■ **Task**:
In the records below, some lines contain the word "this". Copy each of them.

Stored dataset items:
:::::

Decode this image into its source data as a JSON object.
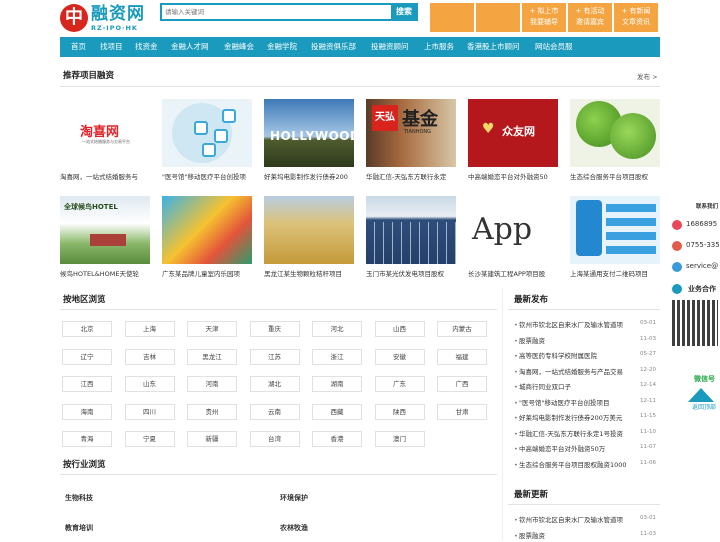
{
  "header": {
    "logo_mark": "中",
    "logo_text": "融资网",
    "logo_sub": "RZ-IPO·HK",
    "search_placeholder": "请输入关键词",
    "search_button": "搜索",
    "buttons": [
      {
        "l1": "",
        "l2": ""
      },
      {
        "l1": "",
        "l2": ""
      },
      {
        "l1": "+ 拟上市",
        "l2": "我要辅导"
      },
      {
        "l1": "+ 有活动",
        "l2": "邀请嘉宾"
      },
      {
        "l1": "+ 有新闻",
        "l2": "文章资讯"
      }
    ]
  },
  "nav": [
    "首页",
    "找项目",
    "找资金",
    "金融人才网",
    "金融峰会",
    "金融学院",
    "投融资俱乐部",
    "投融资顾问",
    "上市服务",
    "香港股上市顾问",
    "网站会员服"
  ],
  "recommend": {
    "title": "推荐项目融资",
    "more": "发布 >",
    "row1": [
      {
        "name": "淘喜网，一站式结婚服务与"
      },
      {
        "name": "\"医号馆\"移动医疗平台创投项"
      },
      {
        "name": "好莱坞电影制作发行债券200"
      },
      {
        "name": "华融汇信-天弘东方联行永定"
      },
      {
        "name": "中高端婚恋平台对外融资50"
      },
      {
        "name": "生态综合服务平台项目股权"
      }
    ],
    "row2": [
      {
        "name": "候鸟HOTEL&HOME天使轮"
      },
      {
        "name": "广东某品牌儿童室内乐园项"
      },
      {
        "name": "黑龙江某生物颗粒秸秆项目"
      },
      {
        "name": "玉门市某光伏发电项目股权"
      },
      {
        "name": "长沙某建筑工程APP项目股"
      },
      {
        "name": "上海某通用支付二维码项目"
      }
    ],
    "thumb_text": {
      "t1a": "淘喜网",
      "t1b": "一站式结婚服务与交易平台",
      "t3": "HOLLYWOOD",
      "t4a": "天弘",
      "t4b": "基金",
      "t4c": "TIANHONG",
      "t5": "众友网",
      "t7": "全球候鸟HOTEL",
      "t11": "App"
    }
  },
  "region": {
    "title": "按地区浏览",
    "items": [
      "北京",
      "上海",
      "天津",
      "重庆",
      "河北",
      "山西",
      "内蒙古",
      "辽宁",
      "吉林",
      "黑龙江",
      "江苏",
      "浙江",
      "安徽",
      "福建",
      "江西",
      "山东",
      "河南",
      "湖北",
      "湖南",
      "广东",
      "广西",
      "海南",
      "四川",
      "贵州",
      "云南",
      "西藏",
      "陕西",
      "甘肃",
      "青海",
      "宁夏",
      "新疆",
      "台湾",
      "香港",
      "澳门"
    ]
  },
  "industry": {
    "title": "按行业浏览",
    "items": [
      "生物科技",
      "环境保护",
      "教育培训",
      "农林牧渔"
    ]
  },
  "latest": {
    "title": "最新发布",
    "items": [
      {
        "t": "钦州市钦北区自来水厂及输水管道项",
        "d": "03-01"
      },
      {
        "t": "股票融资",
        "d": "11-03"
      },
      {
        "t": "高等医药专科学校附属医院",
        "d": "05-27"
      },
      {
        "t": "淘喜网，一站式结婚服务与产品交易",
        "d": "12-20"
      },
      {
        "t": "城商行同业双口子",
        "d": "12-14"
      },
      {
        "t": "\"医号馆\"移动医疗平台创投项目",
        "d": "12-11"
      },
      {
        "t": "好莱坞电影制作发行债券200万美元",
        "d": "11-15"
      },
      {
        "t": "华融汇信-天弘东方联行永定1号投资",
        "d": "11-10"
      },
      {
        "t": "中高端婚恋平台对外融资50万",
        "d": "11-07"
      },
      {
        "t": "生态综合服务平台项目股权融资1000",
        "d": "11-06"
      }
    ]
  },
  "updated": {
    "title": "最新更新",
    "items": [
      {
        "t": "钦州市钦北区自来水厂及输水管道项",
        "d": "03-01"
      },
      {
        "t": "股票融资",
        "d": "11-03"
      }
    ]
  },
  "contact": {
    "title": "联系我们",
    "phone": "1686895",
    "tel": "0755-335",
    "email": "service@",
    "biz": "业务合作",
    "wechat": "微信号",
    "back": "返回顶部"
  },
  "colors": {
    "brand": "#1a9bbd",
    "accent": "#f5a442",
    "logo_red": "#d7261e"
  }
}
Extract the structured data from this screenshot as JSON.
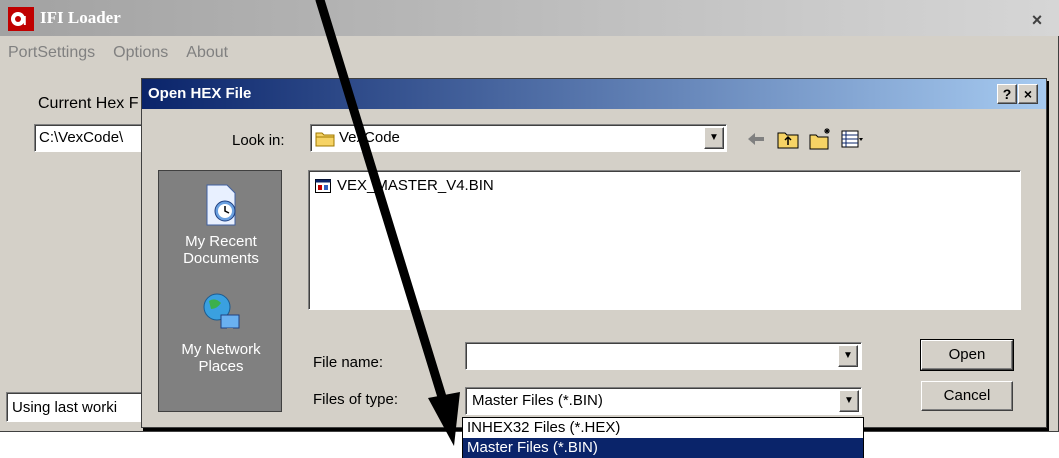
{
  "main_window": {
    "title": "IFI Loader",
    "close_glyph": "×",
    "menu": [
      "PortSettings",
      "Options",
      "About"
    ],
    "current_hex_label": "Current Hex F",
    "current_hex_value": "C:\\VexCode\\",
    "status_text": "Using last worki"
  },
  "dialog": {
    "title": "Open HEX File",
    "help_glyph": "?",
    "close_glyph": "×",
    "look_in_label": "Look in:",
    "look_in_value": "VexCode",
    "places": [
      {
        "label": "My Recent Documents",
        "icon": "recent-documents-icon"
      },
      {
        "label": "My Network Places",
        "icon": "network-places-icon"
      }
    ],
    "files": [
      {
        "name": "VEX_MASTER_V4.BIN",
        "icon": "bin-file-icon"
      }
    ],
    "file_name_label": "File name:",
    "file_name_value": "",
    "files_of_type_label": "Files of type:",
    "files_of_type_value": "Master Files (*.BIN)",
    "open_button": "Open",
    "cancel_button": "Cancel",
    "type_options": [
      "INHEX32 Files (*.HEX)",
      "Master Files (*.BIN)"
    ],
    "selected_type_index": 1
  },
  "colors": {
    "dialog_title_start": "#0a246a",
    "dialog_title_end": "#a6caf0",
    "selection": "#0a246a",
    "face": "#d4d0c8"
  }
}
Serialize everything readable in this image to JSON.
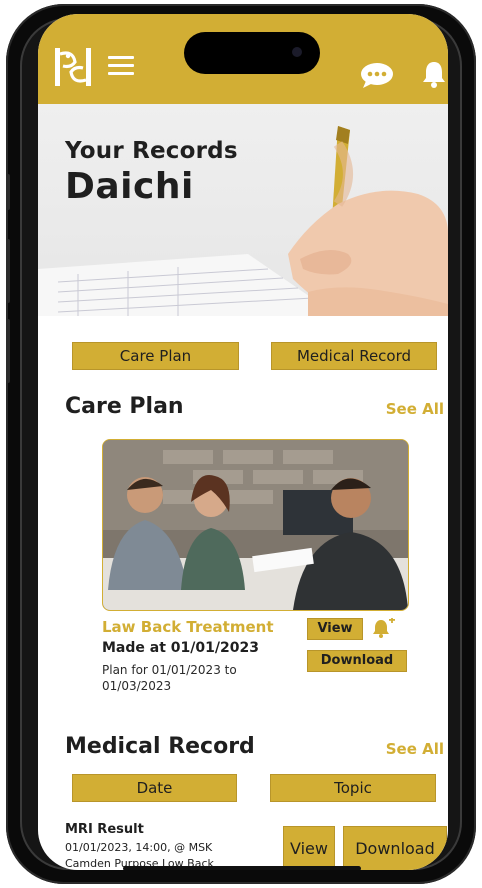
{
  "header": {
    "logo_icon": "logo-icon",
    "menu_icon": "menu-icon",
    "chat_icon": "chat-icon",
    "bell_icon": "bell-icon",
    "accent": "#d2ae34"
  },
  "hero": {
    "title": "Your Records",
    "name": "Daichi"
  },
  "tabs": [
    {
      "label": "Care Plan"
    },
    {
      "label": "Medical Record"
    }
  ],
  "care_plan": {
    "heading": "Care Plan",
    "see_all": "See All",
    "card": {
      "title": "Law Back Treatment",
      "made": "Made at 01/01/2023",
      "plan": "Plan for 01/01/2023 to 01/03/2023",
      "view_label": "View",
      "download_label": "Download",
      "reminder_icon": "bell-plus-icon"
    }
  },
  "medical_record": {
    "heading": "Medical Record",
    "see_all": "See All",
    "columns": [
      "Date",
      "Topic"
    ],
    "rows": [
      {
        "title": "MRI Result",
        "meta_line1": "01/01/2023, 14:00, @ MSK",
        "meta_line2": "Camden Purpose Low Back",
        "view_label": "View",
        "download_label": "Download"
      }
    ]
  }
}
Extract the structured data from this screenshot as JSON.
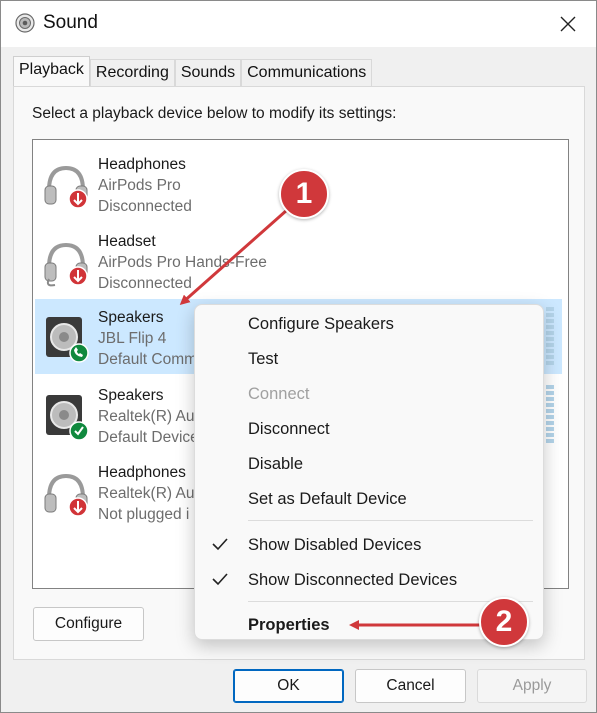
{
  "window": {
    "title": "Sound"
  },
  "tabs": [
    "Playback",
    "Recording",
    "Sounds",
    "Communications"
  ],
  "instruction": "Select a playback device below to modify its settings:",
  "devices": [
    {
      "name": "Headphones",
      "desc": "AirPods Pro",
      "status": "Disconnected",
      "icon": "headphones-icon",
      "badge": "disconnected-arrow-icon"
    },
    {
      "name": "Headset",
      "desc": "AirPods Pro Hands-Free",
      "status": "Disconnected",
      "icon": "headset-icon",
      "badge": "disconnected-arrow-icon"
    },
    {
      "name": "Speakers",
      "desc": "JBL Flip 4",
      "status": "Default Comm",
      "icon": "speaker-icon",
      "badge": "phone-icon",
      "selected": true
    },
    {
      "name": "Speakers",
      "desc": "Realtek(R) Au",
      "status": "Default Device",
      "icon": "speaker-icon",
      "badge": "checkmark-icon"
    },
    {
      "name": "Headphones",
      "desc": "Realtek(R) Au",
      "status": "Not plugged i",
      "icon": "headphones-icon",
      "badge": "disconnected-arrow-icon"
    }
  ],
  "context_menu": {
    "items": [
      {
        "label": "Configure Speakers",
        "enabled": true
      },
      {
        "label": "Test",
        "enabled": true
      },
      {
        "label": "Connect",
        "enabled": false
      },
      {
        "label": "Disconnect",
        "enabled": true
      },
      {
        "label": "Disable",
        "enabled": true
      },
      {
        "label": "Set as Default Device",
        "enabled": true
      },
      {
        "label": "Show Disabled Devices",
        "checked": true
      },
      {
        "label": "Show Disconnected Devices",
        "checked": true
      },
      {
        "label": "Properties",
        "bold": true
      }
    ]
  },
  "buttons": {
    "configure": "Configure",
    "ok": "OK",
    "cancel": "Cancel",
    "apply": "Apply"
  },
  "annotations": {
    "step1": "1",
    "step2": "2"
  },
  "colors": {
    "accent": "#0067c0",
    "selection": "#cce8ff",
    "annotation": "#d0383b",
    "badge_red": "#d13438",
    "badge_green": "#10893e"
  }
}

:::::

■ **Task output**:
Decode this image into its source data as a JSON object.
Extract the structured data from this screenshot as JSON.
Serialize everything readable in this image to JSON.
Extract the structured data from this screenshot as JSON.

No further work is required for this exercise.